━━━ Data excerpts ━━━
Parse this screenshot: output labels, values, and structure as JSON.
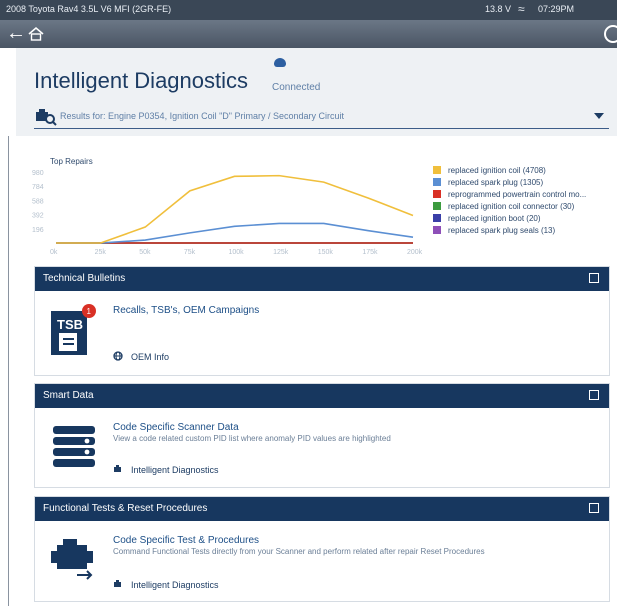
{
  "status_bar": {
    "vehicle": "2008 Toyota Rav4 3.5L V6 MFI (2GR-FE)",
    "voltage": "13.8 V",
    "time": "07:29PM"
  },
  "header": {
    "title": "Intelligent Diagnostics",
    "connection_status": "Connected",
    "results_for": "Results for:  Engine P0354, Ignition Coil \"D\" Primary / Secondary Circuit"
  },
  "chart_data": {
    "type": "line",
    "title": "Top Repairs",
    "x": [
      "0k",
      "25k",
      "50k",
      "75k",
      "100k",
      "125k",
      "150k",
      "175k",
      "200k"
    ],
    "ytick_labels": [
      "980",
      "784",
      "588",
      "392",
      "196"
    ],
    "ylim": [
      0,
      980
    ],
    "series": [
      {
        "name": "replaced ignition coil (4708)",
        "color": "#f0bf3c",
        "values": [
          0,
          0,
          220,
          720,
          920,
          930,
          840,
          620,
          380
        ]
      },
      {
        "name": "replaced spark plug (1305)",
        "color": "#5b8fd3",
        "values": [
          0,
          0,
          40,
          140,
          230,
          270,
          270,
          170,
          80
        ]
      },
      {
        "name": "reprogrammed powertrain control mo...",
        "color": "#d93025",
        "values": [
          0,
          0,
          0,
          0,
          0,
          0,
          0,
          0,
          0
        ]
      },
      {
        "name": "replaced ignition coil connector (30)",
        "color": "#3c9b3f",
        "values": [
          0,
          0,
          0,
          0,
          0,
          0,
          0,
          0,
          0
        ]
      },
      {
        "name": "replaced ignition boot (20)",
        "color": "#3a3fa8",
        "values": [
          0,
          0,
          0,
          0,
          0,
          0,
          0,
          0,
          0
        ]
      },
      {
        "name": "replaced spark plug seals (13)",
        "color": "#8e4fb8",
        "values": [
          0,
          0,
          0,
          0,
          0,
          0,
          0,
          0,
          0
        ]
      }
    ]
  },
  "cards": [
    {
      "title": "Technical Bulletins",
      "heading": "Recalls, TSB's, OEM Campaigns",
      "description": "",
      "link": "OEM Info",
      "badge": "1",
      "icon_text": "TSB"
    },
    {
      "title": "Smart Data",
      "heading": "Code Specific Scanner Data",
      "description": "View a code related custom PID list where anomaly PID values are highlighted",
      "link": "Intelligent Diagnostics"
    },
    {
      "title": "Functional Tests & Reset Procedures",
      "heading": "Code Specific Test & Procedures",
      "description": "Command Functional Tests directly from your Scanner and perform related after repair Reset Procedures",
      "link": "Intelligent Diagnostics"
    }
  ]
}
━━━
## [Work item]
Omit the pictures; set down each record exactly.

## [Written response]
Parse this screenshot: output labels, values, and structure as JSON.
{
  "status_bar": {
    "vehicle": "2008 Toyota Rav4 3.5L V6 MFI (2GR-FE)",
    "voltage": "13.8 V",
    "time": "07:29PM"
  },
  "header": {
    "title": "Intelligent Diagnostics",
    "connection_status": "Connected",
    "results_for": "Results for:  Engine P0354, Ignition Coil \"D\" Primary / Secondary Circuit"
  },
  "chart_data": {
    "type": "line",
    "title": "Top Repairs",
    "x": [
      "0k",
      "25k",
      "50k",
      "75k",
      "100k",
      "125k",
      "150k",
      "175k",
      "200k"
    ],
    "ytick_labels": [
      "980",
      "784",
      "588",
      "392",
      "196"
    ],
    "ylim": [
      0,
      980
    ],
    "series": [
      {
        "name": "replaced ignition coil (4708)",
        "color": "#f0bf3c",
        "values": [
          0,
          0,
          220,
          720,
          920,
          930,
          840,
          620,
          380
        ]
      },
      {
        "name": "replaced spark plug (1305)",
        "color": "#5b8fd3",
        "values": [
          0,
          0,
          40,
          140,
          230,
          270,
          270,
          170,
          80
        ]
      },
      {
        "name": "reprogrammed powertrain control mo...",
        "color": "#d93025",
        "values": [
          0,
          0,
          0,
          0,
          0,
          0,
          0,
          0,
          0
        ]
      },
      {
        "name": "replaced ignition coil connector (30)",
        "color": "#3c9b3f",
        "values": [
          0,
          0,
          0,
          0,
          0,
          0,
          0,
          0,
          0
        ]
      },
      {
        "name": "replaced ignition boot (20)",
        "color": "#3a3fa8",
        "values": [
          0,
          0,
          0,
          0,
          0,
          0,
          0,
          0,
          0
        ]
      },
      {
        "name": "replaced spark plug seals (13)",
        "color": "#8e4fb8",
        "values": [
          0,
          0,
          0,
          0,
          0,
          0,
          0,
          0,
          0
        ]
      }
    ]
  },
  "cards": [
    {
      "title": "Technical Bulletins",
      "heading": "Recalls, TSB's, OEM Campaigns",
      "description": "",
      "link": "OEM Info",
      "badge": "1",
      "icon_text": "TSB"
    },
    {
      "title": "Smart Data",
      "heading": "Code Specific Scanner Data",
      "description": "View a code related custom PID list where anomaly PID values are highlighted",
      "link": "Intelligent Diagnostics"
    },
    {
      "title": "Functional Tests & Reset Procedures",
      "heading": "Code Specific Test & Procedures",
      "description": "Command Functional Tests directly from your Scanner and perform related after repair Reset Procedures",
      "link": "Intelligent Diagnostics"
    }
  ]
}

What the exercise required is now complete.